**Problem to solve:** Give the listing again, word for word.

**Supplied entries:**
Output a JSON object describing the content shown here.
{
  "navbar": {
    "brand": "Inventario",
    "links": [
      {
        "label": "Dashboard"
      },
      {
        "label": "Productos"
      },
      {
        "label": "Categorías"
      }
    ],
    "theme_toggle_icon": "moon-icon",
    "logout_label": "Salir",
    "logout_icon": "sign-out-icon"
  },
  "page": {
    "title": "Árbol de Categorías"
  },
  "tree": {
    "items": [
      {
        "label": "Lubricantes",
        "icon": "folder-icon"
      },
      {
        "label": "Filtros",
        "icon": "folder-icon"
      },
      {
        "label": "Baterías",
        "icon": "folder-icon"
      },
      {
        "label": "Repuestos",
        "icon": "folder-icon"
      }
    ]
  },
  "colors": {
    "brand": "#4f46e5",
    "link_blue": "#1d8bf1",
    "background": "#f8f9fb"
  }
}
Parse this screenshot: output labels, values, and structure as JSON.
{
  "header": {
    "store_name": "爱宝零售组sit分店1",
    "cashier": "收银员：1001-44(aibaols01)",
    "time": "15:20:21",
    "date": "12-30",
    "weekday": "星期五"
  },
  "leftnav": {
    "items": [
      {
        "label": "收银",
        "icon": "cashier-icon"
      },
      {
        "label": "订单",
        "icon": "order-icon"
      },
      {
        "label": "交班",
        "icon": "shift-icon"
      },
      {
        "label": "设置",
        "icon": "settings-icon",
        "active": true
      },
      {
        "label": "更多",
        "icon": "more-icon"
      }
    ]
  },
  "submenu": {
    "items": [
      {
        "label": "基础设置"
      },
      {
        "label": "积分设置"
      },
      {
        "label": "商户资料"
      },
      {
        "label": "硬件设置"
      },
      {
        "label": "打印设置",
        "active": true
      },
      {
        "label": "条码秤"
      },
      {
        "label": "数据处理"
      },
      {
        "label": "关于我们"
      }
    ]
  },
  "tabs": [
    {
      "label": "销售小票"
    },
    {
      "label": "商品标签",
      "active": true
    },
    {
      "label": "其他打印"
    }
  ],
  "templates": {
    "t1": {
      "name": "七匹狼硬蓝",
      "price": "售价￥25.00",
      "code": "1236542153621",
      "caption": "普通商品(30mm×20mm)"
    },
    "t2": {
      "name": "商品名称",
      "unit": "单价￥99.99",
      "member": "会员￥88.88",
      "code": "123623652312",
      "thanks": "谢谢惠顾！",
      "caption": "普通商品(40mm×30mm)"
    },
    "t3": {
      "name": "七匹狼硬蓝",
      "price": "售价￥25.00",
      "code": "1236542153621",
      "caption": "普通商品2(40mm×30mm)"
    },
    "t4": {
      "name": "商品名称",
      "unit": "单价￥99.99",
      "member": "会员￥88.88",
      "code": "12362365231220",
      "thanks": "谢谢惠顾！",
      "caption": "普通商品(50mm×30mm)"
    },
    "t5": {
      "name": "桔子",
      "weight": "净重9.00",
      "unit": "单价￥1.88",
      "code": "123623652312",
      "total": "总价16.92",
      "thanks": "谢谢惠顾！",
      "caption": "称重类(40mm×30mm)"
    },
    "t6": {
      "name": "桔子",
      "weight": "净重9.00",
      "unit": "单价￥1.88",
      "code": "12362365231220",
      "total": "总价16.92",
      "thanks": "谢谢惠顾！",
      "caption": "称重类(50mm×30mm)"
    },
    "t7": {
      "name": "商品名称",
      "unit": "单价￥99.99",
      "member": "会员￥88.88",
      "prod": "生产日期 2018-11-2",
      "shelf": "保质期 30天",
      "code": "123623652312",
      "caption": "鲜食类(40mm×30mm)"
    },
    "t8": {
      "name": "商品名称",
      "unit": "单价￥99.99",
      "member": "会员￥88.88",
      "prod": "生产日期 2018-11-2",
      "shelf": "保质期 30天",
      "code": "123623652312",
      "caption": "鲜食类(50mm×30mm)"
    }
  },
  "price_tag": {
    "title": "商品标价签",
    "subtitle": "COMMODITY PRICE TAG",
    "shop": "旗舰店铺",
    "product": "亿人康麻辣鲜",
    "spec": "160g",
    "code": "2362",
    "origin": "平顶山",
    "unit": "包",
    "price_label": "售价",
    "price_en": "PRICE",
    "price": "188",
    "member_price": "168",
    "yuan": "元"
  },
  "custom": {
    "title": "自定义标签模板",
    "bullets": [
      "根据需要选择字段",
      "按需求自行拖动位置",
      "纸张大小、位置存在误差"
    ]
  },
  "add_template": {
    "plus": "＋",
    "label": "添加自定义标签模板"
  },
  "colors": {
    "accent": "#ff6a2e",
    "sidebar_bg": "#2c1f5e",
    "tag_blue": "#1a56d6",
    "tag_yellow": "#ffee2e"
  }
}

**Task solution:**
Output a JSON object describing the content shown here.
{
  "navbar": {
    "brand": "Inventario",
    "links": [
      {
        "label": "Dashboard"
      },
      {
        "label": "Productos"
      },
      {
        "label": "Categorías"
      }
    ],
    "theme_toggle_icon": "moon-icon",
    "logout_label": "Salir",
    "logout_icon": "sign-out-icon"
  },
  "page": {
    "title": "Árbol de Categorías"
  },
  "tree": {
    "items": [
      {
        "label": "Lubricantes",
        "icon": "folder-icon"
      },
      {
        "label": "Filtros",
        "icon": "folder-icon"
      },
      {
        "label": "Baterías",
        "icon": "folder-icon"
      },
      {
        "label": "Repuestos",
        "icon": "folder-icon"
      }
    ]
  },
  "colors": {
    "brand": "#4f46e5",
    "link_blue": "#1d8bf1",
    "background": "#f8f9fb"
  }
}
Parse this screenshot: output labels, values, and structure as JSON.
{
  "header": {
    "store_name": "爱宝零售组sit分店1",
    "cashier": "收银员：1001-44(aibaols01)",
    "time": "15:20:21",
    "date": "12-30",
    "weekday": "星期五"
  },
  "leftnav": {
    "items": [
      {
        "label": "收银",
        "icon": "cashier-icon"
      },
      {
        "label": "订单",
        "icon": "order-icon"
      },
      {
        "label": "交班",
        "icon": "shift-icon"
      },
      {
        "label": "设置",
        "icon": "settings-icon",
        "active": true
      },
      {
        "label": "更多",
        "icon": "more-icon"
      }
    ]
  },
  "submenu": {
    "items": [
      {
        "label": "基础设置"
      },
      {
        "label": "积分设置"
      },
      {
        "label": "商户资料"
      },
      {
        "label": "硬件设置"
      },
      {
        "label": "打印设置",
        "active": true
      },
      {
        "label": "条码秤"
      },
      {
        "label": "数据处理"
      },
      {
        "label": "关于我们"
      }
    ]
  },
  "tabs": [
    {
      "label": "销售小票"
    },
    {
      "label": "商品标签",
      "active": true
    },
    {
      "label": "其他打印"
    }
  ],
  "templates": {
    "t1": {
      "name": "七匹狼硬蓝",
      "price": "售价￥25.00",
      "code": "1236542153621",
      "caption": "普通商品(30mm×20mm)"
    },
    "t2": {
      "name": "商品名称",
      "unit": "单价￥99.99",
      "member": "会员￥88.88",
      "code": "123623652312",
      "thanks": "谢谢惠顾！",
      "caption": "普通商品(40mm×30mm)"
    },
    "t3": {
      "name": "七匹狼硬蓝",
      "price": "售价￥25.00",
      "code": "1236542153621",
      "caption": "普通商品2(40mm×30mm)"
    },
    "t4": {
      "name": "商品名称",
      "unit": "单价￥99.99",
      "member": "会员￥88.88",
      "code": "12362365231220",
      "thanks": "谢谢惠顾！",
      "caption": "普通商品(50mm×30mm)"
    },
    "t5": {
      "name": "桔子",
      "weight": "净重9.00",
      "unit": "单价￥1.88",
      "code": "123623652312",
      "total": "总价16.92",
      "thanks": "谢谢惠顾！",
      "caption": "称重类(40mm×30mm)"
    },
    "t6": {
      "name": "桔子",
      "weight": "净重9.00",
      "unit": "单价￥1.88",
      "code": "12362365231220",
      "total": "总价16.92",
      "thanks": "谢谢惠顾！",
      "caption": "称重类(50mm×30mm)"
    },
    "t7": {
      "name": "商品名称",
      "unit": "单价￥99.99",
      "member": "会员￥88.88",
      "prod": "生产日期 2018-11-2",
      "shelf": "保质期 30天",
      "code": "123623652312",
      "caption": "鲜食类(40mm×30mm)"
    },
    "t8": {
      "name": "商品名称",
      "unit": "单价￥99.99",
      "member": "会员￥88.88",
      "prod": "生产日期 2018-11-2",
      "shelf": "保质期 30天",
      "code": "123623652312",
      "caption": "鲜食类(50mm×30mm)"
    }
  },
  "price_tag": {
    "title": "商品标价签",
    "subtitle": "COMMODITY PRICE TAG",
    "shop": "旗舰店铺",
    "product": "亿人康麻辣鲜",
    "spec": "160g",
    "code": "2362",
    "origin": "平顶山",
    "unit": "包",
    "price_label": "售价",
    "price_en": "PRICE",
    "price": "188",
    "member_price": "168",
    "yuan": "元"
  },
  "custom": {
    "title": "自定义标签模板",
    "bullets": [
      "根据需要选择字段",
      "按需求自行拖动位置",
      "纸张大小、位置存在误差"
    ]
  },
  "add_template": {
    "plus": "＋",
    "label": "添加自定义标签模板"
  },
  "colors": {
    "accent": "#ff6a2e",
    "sidebar_bg": "#2c1f5e",
    "tag_blue": "#1a56d6",
    "tag_yellow": "#ffee2e"
  }
}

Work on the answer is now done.